Data to examine —
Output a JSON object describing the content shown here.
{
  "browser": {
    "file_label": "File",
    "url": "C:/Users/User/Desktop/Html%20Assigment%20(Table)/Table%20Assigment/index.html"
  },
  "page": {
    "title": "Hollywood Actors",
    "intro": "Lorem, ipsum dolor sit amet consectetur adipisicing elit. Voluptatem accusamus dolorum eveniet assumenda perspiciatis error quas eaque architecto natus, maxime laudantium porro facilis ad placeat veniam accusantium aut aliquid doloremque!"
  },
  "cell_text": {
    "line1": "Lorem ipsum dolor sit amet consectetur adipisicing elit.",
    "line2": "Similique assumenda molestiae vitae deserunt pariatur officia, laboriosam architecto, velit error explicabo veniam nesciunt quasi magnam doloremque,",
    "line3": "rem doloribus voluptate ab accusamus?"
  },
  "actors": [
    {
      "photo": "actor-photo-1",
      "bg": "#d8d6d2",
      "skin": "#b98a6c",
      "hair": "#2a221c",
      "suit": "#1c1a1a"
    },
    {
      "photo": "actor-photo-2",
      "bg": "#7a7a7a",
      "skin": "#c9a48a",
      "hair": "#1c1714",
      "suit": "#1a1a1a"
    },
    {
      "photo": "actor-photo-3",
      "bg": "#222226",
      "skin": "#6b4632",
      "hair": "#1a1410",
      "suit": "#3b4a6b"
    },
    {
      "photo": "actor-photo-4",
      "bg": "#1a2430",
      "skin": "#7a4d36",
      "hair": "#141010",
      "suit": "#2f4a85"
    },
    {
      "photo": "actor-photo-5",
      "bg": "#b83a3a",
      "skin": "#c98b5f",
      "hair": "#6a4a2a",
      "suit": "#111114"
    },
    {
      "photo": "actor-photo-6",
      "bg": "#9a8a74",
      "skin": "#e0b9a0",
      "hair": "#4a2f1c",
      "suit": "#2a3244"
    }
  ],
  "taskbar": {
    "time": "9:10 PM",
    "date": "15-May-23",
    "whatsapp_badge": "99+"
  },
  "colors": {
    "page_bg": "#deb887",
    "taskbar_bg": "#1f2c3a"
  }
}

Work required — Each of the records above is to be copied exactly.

Task output —
Output a JSON object describing the content shown here.
{
  "browser": {
    "file_label": "File",
    "url": "C:/Users/User/Desktop/Html%20Assigment%20(Table)/Table%20Assigment/index.html"
  },
  "page": {
    "title": "Hollywood Actors",
    "intro": "Lorem, ipsum dolor sit amet consectetur adipisicing elit. Voluptatem accusamus dolorum eveniet assumenda perspiciatis error quas eaque architecto natus, maxime laudantium porro facilis ad placeat veniam accusantium aut aliquid doloremque!"
  },
  "cell_text": {
    "line1": "Lorem ipsum dolor sit amet consectetur adipisicing elit.",
    "line2": "Similique assumenda molestiae vitae deserunt pariatur officia, laboriosam architecto, velit error explicabo veniam nesciunt quasi magnam doloremque,",
    "line3": "rem doloribus voluptate ab accusamus?"
  },
  "actors": [
    {
      "photo": "actor-photo-1",
      "bg": "#d8d6d2",
      "skin": "#b98a6c",
      "hair": "#2a221c",
      "suit": "#1c1a1a"
    },
    {
      "photo": "actor-photo-2",
      "bg": "#7a7a7a",
      "skin": "#c9a48a",
      "hair": "#1c1714",
      "suit": "#1a1a1a"
    },
    {
      "photo": "actor-photo-3",
      "bg": "#222226",
      "skin": "#6b4632",
      "hair": "#1a1410",
      "suit": "#3b4a6b"
    },
    {
      "photo": "actor-photo-4",
      "bg": "#1a2430",
      "skin": "#7a4d36",
      "hair": "#141010",
      "suit": "#2f4a85"
    },
    {
      "photo": "actor-photo-5",
      "bg": "#b83a3a",
      "skin": "#c98b5f",
      "hair": "#6a4a2a",
      "suit": "#111114"
    },
    {
      "photo": "actor-photo-6",
      "bg": "#9a8a74",
      "skin": "#e0b9a0",
      "hair": "#4a2f1c",
      "suit": "#2a3244"
    }
  ],
  "taskbar": {
    "time": "9:10 PM",
    "date": "15-May-23",
    "whatsapp_badge": "99+"
  },
  "colors": {
    "page_bg": "#deb887",
    "taskbar_bg": "#1f2c3a"
  }
}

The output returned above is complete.